RAW DATA ::
*** Block opens ***

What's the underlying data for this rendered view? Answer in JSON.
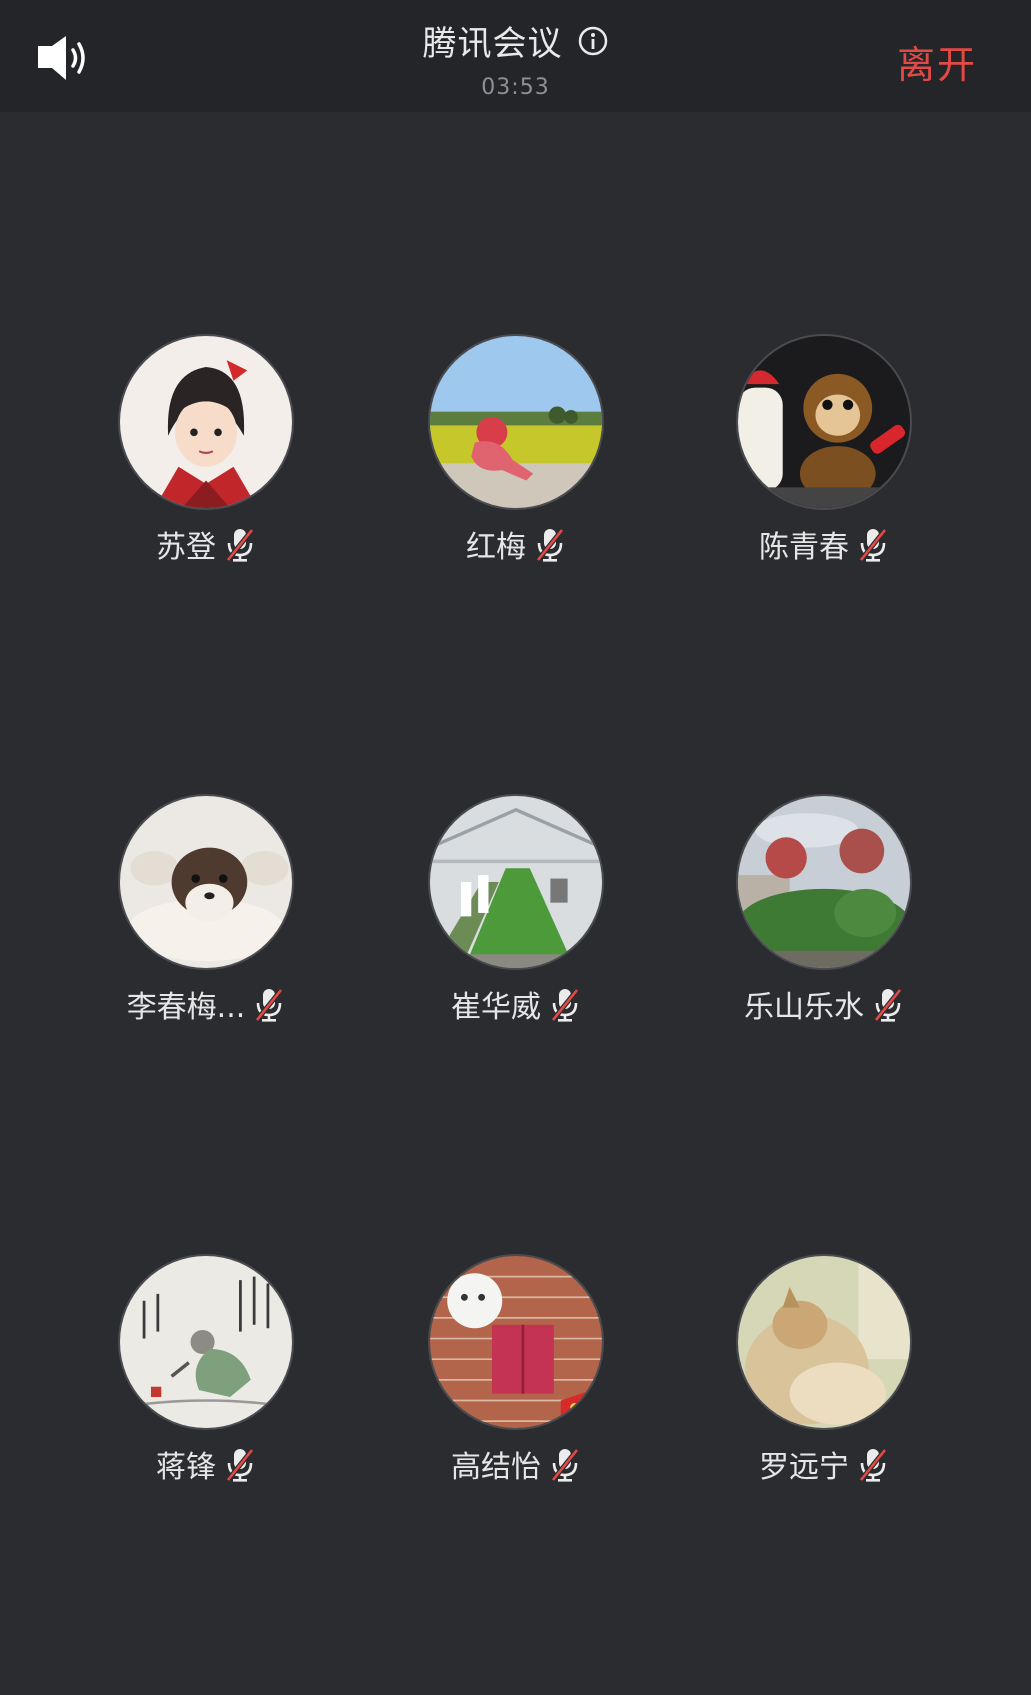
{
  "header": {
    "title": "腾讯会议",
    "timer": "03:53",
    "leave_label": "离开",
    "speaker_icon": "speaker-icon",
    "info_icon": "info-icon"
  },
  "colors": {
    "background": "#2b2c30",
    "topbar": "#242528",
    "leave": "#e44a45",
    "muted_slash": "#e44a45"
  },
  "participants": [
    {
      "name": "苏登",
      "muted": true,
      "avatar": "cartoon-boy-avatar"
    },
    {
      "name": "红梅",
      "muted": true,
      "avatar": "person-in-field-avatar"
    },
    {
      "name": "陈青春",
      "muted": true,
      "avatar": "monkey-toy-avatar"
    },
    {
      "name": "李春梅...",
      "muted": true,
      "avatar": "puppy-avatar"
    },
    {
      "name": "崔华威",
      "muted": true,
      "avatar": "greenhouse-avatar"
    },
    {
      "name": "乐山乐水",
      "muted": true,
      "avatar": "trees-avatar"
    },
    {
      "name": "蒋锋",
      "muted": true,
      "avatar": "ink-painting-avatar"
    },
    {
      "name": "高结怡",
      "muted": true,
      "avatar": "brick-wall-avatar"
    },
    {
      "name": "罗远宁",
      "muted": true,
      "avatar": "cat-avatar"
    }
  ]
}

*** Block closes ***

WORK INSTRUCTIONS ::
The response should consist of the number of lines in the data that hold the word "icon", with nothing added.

SOLUTION TO THIS EXERCISE ::
2